Brown fat is not just a furnace - it is a special organ that life uses to create heat and, perhaps more importantly, water.
Life runs on water. Experiments over the last several decades have revealed that water in living systems is quite different from the water that comes out of your tap. When mitochondria burn fuel to create heat, they also create water. This water is unique, in that it is slightly lighter than the water you get out of your tap.
What could that possibly matter? You might ask. The answer lies in your mitochondria. Your mitochondria like to work with this “light” water. The lighter the water, the better they work. This “light” water is now being investigated as a potential treatment for cancer. What does melatonin do? It helps your mitochondria to eliminate heavy water and to create light water. What does your brown fat do? The mitochondria in brown fat produce as much of this “light” water as they can, so long as you are cold.
This difference in the weight of water has to do with the size of the hydrogen atoms within it. Each molecule of water contains two atoms of hydrogen. Hydrogen comes in two types in nature - light hydrogen and heavy hydrogen, technically known as deuterium. Life has to shuffle protons around its mitochondria and proteins in order to generate energy, and shuffling heavy hydrogen (deuterium) around is much harder than shuffling around light hydrogen. If the light hydrogen atom is a single proton, we might liken it to a golf ball. If light hydrogen is a single golf ball, it is easy for life to send it down the fairway to the hole. Now, imagine that you super-glue a second golf ball to that first golf ball. Life simply cannot move this heavier version of the hydrogen atom around as easily as it can the light version. Try making par with two golf balls that have been glued together. You might as well try to play golf on the moon.
Is it any coincidence that the longest lived mammal on earth is the bowhead whale? Or that, among land mammals, bears are some of the longest lived? And this is despite the harsh conditions that they must endure.

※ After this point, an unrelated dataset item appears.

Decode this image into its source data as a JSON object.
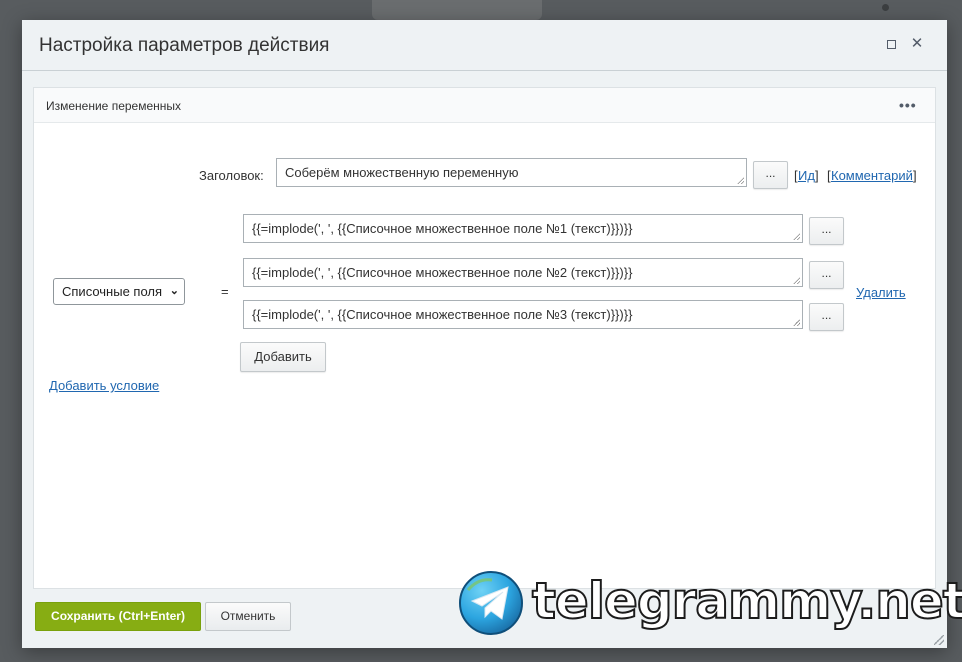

Nature pays attention to the smallest scales of energy and matter. Small changes can, over time, create crippling diseases, and premature death. You don’t need to follow a special diet, exercise plan, take a pill, or undergo bariatric surgery to restore your metabolism. Polar bears, after all, don’t do any of these things during the Arctic winter, and they get results that most people can hardly believe. They lose hundreds of pounds of weight each winter. The same metabolic machinery that polar bears use to do this is lying inside of you, waiting to be turned on by the darkness and the cold of a winter you have never seen.
All of this depends upon your mitochondria. Melatonin rescues our mitochondria from the normal wear and tear of daily life. The cold turns on the mitochondria within our brown fat, to create heat and metabolic water.
Mitochondria have risen from obscurity as the “furnaces” and “powerhouses” of life, to become central to the process of aging. All of the diseases you have learned to fear, or may already suffer from, are linked to mitochondria. This is known as “The Mitochondrial Theory of Aging.”